Frequently Asked Questions by MS1s and MS2s
Neurosurgery is one of the most competitive surgical subspecialties. A very strong performance on Step I of the USMLE is essential to be competitive. Programs are most interested in students who have demonstrated a strong interest and commitment to the field through clinical exposure and research. Work with and develop a relationship with the local Neurosurgical practice. Review the websites of professional organizations. Work with your senior medical students and recent alumni in Neurosurgery residency.
Neurosurgery is a very competitive specialty and while research experience is not required it would certainly strengthen your application. Most importantly do a research project that you find highly interesting and are eager to engage with. Your preclinical years are a great time to get started with a research project. It is generally preferable to have completed one or two comprehensive projects where you had significant involvement rather than multiple projects where you were only minimally involved.
Talk to your mentors and Dr. McEchron as he can help guide you to find a good “fit” depending on your interests. Work with your peers, recent graduates, Residents and Fellows as well as NSG faculty and express your interest in getting involved.
A strong academic foundation and strong performance on Step I is your most important priority. If you can successfully add volunteer work or other extracurricular activities and maintain a healthy balance with your academics then it is highly recommended. Volunteering will make you more well-rounded and better informed to make a career decision while gaining valuable experience and serving the local community.

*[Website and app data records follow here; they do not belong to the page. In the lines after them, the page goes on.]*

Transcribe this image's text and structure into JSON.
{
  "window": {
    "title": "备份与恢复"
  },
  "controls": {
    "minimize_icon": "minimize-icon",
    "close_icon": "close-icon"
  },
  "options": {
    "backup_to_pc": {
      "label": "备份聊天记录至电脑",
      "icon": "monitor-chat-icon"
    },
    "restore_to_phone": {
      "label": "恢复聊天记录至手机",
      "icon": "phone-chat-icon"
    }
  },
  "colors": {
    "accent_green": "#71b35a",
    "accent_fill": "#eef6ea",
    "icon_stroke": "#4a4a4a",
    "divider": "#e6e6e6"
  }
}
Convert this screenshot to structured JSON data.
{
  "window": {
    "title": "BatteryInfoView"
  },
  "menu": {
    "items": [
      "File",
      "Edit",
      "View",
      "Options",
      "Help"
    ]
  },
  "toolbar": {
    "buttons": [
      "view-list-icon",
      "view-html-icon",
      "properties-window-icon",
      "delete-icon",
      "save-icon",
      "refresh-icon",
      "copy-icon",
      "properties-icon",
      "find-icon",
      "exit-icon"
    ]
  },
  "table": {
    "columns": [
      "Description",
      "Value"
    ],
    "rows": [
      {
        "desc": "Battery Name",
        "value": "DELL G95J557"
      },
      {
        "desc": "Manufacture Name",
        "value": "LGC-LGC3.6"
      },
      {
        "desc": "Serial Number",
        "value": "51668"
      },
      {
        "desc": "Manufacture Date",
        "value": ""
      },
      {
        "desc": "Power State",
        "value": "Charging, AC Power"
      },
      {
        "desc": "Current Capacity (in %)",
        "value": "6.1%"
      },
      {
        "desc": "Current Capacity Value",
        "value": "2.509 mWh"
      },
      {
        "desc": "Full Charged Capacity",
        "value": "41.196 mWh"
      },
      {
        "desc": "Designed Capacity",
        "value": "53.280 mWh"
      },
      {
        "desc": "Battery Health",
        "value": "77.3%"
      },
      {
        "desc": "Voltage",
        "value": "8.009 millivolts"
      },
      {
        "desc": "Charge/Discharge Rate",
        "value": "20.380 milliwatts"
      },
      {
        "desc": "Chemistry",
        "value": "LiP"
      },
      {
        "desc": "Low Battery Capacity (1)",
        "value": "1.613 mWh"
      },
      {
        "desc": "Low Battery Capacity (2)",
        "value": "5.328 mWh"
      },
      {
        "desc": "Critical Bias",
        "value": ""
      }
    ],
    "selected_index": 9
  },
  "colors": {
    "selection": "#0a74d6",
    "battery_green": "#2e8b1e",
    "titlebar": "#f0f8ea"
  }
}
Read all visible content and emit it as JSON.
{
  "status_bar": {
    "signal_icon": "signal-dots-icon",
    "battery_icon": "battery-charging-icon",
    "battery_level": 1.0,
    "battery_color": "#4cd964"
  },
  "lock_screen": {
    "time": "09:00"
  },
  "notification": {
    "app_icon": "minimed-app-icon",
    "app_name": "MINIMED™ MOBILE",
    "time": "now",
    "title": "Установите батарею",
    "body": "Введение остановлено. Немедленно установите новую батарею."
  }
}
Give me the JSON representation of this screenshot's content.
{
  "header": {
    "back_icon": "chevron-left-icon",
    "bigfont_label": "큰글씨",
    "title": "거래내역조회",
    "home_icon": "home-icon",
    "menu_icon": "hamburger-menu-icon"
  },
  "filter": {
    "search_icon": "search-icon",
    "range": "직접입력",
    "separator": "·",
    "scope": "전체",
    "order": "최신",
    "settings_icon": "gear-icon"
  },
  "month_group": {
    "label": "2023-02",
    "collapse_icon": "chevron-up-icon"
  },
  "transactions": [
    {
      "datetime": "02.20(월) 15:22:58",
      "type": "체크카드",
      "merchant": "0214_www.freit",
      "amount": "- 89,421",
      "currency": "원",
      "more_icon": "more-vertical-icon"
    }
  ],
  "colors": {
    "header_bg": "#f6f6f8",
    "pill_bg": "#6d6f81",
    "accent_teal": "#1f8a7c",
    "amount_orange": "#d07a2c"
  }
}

Frequently Asked Questions by MS3s and MS4s
Most students start thinking about letters toward the end of 3rd year and beginning of 4th year. We recommend doing your Surgery Sub-Internship and away rotations early in Blocks 1-5 of your 4th year to facilitate developing professional relationships and obtaining letters of recommendation along the way. Your Career Advisor and Specialty Advisor can provide you a more specific recommendation of the number and type of letters based upon your individual circumstances and competitiveness.
You should have your CV updated and your personal statement available for reference. If you are asking for a LOR during your Sub-I or away rotation, consider asking for it about three weeks into the rotation from a faculty member who you have worked very well with. Even better if you have developed that relationship with the Department Chair or Program Director. When asking for a Letter of Recommendation it is ideal to do it in person. It is appropriate to ask specifically if they would be willing to write you a “strong letter of recommendation”. Please thank you letter writers for their effort.
You are allowed to submit up to 4 letters in ERAS. We recommend including letters from faculty that know you well from your Sub-I and away rotations and from faculty that support other aspects of your application. This could include your SP mentor, MPH or Certificate of Distinction programs you are a part of and from a research mentor you have worked closely with.
Yes, depending on specialty, all LORs do not have to be from the field you are applying to residency in. It is recommended that most of your letters come from Neurosurgical attendings with whom you worked with during your rotations. A good combination of letters might be: Department Chair, two attendings, and one research mentor (if you worked closely together and have a good working relationship). That said, only ask people who are willing to write you a strong recommendation!
A Department Chair Letter may be required for some NSG programs. Please check the individual program websites for more specific expectations.
In addition to your 4th year Surgery Sub-I rotation, away rotations in Neurosurgery are strongly recommended. Some of the benefits of doing an away rotation include networking, increasing the number of interview invitations you’re likely to receive, and figuring out what you’re looking for in a residency program. Neurosurgery is a small community and many Department Chairs and Program Directors know each other and having an endorsement from faculty from your away rotations can make a very positive impact on your application. We recommend working closely with your Career Advisor and Specialty Advisor to help with this decision.
Information Specific for Neurosurgery
Neurosurgery is one of the most competitive residencies currently. Typically, the residency is 7 years. Both categorical and advanced positions are available. There are over 100 Neurosurgery training programs in the U.S. The residency often involves dedicated years of research in Neurosurgery. Neurosurgical training typically involves rotations and immersion in cerebrovascular disorders, brain tumors, epilepsy, neurotrauma, movement disorders, pediatric neurologic disorders, neurocritical care, peripheral pain, radiosurgery, and spinal disorders. Training programs typically offer 1-3 positions/year. For medical students, Step 1 scores typically are quite high, and research activity should be robust. A career as a neurosurgeon is challenging and fulfilling.